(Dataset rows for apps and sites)
◆ ◆ ◆ ◆ ◆ ◆ ◆

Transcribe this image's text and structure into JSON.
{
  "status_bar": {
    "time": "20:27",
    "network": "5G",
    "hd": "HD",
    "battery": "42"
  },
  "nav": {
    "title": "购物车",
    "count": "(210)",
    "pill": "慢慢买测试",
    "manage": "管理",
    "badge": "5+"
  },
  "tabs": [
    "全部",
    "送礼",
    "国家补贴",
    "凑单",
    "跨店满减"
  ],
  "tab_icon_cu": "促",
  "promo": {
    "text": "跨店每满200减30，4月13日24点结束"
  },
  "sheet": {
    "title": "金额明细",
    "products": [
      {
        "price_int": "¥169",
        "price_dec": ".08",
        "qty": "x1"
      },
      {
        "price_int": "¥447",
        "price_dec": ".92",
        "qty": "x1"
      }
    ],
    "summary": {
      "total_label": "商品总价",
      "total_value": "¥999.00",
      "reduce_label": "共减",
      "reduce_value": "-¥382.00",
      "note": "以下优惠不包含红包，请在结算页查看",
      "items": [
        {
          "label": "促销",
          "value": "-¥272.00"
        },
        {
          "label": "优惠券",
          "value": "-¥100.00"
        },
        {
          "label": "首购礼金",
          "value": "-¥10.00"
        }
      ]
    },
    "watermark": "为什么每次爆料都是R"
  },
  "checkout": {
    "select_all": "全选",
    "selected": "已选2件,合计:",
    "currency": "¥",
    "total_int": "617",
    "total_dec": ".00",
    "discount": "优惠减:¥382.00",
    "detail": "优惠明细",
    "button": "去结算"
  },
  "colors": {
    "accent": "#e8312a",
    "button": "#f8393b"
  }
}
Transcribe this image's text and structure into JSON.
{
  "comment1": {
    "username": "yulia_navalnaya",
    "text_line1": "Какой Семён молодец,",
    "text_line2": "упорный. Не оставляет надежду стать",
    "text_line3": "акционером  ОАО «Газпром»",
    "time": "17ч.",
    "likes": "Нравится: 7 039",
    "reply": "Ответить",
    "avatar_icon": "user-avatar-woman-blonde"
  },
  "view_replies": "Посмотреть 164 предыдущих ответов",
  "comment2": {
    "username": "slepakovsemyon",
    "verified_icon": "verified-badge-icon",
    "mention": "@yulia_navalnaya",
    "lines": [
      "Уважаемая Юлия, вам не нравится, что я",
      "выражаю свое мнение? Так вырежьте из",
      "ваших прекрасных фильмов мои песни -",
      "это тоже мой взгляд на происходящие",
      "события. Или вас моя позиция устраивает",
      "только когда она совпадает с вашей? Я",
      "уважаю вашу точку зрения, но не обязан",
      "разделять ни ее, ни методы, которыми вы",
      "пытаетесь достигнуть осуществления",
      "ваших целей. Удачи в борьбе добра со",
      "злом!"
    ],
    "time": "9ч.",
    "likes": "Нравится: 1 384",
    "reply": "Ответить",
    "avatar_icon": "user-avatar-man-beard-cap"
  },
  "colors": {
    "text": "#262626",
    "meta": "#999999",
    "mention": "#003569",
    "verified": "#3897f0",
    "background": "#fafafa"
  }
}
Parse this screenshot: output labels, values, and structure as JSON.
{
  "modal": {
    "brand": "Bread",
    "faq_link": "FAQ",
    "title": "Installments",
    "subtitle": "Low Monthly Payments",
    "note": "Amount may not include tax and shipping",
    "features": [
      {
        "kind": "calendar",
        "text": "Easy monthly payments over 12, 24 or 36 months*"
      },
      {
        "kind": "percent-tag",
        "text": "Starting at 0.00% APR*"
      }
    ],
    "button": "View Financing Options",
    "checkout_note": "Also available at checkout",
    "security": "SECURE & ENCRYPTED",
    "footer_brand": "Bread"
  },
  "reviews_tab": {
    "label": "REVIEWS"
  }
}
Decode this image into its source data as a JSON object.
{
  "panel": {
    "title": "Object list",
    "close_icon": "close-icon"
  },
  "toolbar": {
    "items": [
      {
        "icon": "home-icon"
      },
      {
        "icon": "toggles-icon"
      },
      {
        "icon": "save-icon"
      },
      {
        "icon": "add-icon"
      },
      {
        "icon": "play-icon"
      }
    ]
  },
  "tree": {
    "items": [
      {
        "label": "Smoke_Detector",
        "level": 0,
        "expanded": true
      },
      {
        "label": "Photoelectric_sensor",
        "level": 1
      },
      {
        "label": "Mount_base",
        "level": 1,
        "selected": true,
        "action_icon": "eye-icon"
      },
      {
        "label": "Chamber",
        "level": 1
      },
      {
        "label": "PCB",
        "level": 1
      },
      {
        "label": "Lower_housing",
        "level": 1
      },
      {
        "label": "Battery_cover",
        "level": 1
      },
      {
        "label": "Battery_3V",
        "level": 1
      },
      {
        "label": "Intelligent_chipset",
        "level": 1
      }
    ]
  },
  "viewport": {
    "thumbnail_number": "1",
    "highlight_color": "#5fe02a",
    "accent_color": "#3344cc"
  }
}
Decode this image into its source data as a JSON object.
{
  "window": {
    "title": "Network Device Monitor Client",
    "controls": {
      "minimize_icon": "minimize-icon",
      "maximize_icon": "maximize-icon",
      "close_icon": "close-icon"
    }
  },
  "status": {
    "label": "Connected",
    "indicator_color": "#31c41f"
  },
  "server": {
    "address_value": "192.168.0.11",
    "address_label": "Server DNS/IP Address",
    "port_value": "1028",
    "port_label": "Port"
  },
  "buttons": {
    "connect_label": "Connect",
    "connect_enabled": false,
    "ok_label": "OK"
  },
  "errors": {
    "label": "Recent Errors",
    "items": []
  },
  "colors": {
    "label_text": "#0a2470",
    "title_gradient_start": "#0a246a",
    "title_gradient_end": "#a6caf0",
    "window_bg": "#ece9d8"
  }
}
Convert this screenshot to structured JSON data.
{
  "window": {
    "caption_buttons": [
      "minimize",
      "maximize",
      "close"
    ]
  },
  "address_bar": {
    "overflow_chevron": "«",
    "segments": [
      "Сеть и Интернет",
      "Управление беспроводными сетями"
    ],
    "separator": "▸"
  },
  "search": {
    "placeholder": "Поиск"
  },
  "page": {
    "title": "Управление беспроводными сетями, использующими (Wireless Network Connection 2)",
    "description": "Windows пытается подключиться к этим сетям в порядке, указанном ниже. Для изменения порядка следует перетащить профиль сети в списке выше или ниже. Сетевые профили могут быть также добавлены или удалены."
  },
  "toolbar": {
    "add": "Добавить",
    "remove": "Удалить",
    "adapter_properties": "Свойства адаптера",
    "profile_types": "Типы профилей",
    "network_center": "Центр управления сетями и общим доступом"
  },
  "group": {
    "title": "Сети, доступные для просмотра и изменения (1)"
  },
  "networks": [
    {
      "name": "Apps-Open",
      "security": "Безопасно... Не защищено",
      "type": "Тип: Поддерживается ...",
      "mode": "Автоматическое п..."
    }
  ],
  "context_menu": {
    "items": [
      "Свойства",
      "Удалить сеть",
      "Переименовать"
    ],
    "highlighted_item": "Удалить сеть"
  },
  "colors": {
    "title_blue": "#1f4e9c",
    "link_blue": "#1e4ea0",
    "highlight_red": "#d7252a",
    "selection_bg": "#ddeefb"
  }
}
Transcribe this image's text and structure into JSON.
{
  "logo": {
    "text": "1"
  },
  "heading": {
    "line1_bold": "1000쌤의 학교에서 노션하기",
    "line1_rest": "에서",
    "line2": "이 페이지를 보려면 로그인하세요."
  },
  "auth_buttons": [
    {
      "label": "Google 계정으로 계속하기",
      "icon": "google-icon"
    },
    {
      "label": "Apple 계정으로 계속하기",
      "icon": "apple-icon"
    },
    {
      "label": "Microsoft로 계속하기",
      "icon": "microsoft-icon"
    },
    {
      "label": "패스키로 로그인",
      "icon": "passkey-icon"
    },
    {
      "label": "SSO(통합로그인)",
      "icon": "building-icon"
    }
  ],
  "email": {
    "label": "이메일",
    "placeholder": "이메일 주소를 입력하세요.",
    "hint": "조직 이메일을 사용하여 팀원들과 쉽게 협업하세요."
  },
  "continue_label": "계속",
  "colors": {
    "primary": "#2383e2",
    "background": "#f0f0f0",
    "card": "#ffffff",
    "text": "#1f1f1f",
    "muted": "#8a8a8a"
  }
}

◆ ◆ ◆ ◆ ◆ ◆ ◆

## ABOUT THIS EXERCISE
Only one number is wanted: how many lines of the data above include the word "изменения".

## COMPLETED EXERCISE
2